Marisa Engelbrecht, sector head of Solidarity’s guild for social workers, explains: “The bill aims to regulate any facility that offers any form of support services to victims of violent crime. As a whole the bill is extremely vague and general on the one hand, yet on the other it is unreasonably strict insofar as the enforcement of certain financial and administrative requirements is concerned. Social workers and other persons providing support services such as counsellors, pastors and doctors must all comply with certain statutory requirements as it is. This bill would only put more pressure on these professionals”.
According to Solidarity, the bill threatens the sustainability of several existing support centres and in many instances it also threatens the safety of victims.
“As it is there is already a shortage of centres that offer much-needed support to victims of violence. If the bill becomes enacted in its current format it would become even more difficult to provide such services.

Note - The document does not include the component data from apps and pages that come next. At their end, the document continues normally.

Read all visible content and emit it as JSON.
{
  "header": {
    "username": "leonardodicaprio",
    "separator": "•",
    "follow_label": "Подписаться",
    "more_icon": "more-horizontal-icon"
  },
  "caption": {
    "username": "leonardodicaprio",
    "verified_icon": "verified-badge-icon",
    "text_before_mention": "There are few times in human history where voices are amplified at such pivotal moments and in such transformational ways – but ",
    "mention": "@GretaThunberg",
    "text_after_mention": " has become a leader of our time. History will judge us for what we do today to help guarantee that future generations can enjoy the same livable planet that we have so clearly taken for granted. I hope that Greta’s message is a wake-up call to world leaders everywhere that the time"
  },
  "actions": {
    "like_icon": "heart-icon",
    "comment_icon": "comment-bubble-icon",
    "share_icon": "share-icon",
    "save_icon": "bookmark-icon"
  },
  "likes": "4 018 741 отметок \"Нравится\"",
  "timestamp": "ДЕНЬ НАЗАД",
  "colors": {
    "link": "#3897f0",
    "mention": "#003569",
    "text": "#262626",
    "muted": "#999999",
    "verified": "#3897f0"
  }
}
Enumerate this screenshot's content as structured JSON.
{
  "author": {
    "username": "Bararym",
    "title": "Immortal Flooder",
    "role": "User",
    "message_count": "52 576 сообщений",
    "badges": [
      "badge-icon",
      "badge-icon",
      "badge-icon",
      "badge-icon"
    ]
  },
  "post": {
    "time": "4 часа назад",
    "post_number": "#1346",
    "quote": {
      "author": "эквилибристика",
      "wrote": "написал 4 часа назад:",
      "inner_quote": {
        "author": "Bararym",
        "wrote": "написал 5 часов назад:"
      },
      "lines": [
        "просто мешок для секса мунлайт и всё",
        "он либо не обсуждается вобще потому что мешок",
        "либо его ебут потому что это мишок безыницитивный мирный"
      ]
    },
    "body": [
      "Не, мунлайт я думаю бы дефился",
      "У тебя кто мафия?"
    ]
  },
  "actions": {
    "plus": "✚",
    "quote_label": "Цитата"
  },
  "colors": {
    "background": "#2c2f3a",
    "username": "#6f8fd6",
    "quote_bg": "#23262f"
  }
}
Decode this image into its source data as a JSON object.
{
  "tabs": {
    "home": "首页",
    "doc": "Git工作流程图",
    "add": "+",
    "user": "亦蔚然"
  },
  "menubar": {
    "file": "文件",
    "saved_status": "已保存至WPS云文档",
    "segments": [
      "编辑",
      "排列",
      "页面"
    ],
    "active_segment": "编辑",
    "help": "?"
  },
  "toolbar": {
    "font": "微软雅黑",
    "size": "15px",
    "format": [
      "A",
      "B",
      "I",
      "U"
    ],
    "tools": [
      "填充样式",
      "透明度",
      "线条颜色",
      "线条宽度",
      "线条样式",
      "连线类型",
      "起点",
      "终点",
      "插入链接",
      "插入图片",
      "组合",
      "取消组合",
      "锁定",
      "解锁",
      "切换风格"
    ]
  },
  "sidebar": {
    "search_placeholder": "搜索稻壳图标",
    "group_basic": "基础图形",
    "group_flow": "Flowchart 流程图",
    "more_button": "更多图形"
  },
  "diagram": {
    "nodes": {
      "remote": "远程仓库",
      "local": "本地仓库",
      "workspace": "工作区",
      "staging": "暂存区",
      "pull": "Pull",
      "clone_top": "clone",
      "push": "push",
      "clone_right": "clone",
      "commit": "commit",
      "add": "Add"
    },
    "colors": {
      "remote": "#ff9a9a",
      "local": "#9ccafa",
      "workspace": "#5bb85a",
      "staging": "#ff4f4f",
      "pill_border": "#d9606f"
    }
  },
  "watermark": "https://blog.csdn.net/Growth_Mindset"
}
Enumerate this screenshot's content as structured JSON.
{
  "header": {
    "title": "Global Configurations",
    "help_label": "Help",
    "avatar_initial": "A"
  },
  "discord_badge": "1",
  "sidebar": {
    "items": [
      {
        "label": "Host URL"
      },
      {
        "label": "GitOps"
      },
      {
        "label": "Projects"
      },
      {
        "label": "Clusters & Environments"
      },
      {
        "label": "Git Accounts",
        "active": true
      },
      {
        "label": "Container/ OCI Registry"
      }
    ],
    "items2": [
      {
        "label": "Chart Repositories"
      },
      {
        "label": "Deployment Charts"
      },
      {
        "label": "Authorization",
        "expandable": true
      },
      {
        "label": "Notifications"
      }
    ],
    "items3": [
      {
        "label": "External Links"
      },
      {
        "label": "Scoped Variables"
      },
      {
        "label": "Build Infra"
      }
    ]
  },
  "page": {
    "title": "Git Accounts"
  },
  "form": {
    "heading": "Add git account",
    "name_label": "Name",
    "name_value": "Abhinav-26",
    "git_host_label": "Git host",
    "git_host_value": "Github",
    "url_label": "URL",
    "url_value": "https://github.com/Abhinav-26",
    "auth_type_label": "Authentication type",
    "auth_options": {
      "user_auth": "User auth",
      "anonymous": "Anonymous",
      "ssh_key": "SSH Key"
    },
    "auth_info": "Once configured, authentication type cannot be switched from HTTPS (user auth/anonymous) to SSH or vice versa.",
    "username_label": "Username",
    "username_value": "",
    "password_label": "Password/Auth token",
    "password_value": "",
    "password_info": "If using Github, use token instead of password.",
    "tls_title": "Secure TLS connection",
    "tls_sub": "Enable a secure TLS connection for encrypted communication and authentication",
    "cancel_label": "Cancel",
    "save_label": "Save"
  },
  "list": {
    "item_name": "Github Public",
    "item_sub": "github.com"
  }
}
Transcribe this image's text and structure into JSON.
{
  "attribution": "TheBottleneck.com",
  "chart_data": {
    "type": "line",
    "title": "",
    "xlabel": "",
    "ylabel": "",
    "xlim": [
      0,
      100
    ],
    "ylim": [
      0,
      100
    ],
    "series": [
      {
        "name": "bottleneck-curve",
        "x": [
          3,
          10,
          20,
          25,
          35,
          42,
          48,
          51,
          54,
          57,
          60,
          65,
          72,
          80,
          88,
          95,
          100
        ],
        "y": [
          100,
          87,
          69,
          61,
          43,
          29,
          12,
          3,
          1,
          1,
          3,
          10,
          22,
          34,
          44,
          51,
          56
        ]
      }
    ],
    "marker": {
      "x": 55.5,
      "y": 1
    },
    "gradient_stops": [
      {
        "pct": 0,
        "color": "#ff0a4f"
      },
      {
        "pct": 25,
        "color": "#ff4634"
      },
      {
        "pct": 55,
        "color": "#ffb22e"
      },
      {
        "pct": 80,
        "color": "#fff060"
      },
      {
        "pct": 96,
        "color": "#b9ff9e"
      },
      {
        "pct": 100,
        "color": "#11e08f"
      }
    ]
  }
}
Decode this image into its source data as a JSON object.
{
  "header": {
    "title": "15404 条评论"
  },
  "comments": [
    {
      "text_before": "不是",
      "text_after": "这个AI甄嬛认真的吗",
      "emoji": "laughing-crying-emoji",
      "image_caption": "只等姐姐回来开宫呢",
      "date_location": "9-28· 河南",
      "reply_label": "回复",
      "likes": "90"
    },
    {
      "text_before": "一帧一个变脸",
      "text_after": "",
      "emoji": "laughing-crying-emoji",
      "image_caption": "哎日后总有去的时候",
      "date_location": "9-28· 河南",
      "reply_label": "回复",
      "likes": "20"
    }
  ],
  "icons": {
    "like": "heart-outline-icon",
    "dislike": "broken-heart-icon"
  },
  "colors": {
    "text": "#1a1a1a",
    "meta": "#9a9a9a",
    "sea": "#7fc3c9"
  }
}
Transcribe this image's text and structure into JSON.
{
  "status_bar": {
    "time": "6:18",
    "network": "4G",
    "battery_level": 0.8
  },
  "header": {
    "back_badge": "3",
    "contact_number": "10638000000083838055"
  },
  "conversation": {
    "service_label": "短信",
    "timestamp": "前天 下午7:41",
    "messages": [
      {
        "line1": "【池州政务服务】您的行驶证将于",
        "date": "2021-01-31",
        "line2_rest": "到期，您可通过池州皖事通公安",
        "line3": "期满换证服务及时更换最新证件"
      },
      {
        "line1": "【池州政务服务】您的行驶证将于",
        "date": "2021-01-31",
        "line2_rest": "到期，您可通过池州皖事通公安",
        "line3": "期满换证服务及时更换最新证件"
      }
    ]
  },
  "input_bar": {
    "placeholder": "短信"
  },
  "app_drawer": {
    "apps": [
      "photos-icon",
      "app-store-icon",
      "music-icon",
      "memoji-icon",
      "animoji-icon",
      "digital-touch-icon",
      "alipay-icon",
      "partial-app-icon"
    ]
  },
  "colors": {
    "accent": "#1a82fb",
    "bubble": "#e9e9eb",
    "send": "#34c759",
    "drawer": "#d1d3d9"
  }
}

The rigid registration requirements place an unfair burden on existing as well as potential centres. Often these centres try to support people on a non-profit basis. This, as well as the unreasonably harsh sanctions such as fines and imprisonment that may be imposed for non-compliance, will drive many people out of the professions, while it will discourage others from entering them,” Engelbrecht contended.
Probably the most worrying aspect of the bill is that it does not put clear measures in place for the identification of offenders at police stations. This could lead to victims being further exposed because they may have to be in the same room as the alleged offenders,” Engelbrecht pointed out.
To read Solidarity’s full comments on the bill, click here